■ What you are asked to do
Return the data below exactly as given, except for the images.

= Beginning of Section =

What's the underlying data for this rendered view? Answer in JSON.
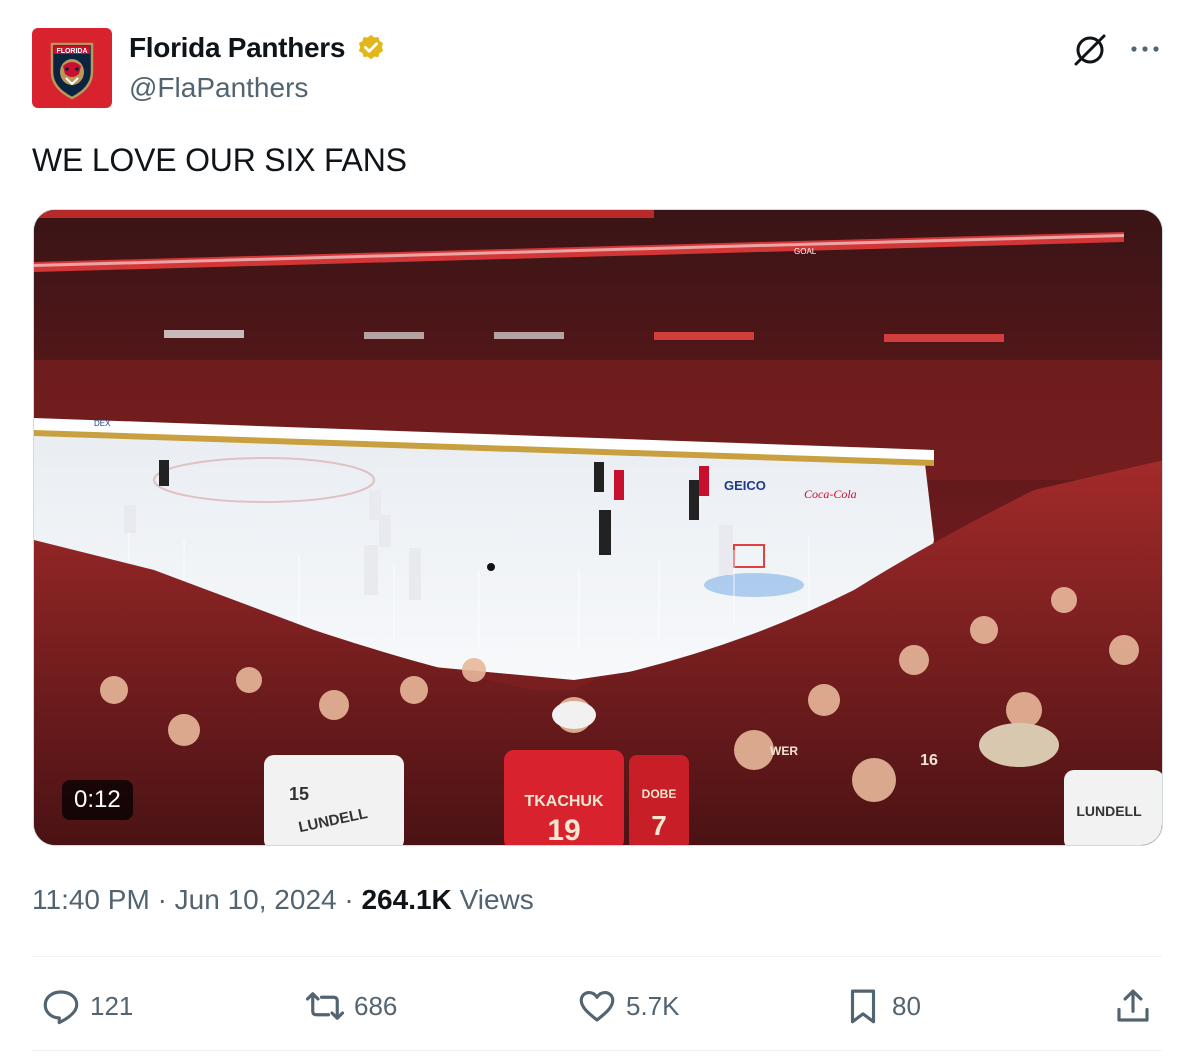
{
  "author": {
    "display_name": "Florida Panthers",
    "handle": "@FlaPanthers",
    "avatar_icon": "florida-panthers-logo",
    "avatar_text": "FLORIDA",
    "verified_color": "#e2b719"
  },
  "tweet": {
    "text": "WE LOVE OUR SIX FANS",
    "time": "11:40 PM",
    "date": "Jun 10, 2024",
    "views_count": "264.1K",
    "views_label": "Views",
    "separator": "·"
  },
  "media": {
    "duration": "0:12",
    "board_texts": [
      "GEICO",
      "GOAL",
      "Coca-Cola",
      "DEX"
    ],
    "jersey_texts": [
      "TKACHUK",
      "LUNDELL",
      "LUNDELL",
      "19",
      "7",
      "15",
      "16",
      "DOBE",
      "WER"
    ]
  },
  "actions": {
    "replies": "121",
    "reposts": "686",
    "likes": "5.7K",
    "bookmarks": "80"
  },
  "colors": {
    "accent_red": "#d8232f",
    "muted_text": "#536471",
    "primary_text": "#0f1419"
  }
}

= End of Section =

■ Response for this exercise
What's the underlying data for this rendered view? Answer in JSON.
{
  "author": {
    "display_name": "Florida Panthers",
    "handle": "@FlaPanthers",
    "avatar_icon": "florida-panthers-logo",
    "avatar_text": "FLORIDA",
    "verified_color": "#e2b719"
  },
  "tweet": {
    "text": "WE LOVE OUR SIX FANS",
    "time": "11:40 PM",
    "date": "Jun 10, 2024",
    "views_count": "264.1K",
    "views_label": "Views",
    "separator": "·"
  },
  "media": {
    "duration": "0:12",
    "board_texts": [
      "GEICO",
      "GOAL",
      "Coca-Cola",
      "DEX"
    ],
    "jersey_texts": [
      "TKACHUK",
      "LUNDELL",
      "LUNDELL",
      "19",
      "7",
      "15",
      "16",
      "DOBE",
      "WER"
    ]
  },
  "actions": {
    "replies": "121",
    "reposts": "686",
    "likes": "5.7K",
    "bookmarks": "80"
  },
  "colors": {
    "accent_red": "#d8232f",
    "muted_text": "#536471",
    "primary_text": "#0f1419"
  }
}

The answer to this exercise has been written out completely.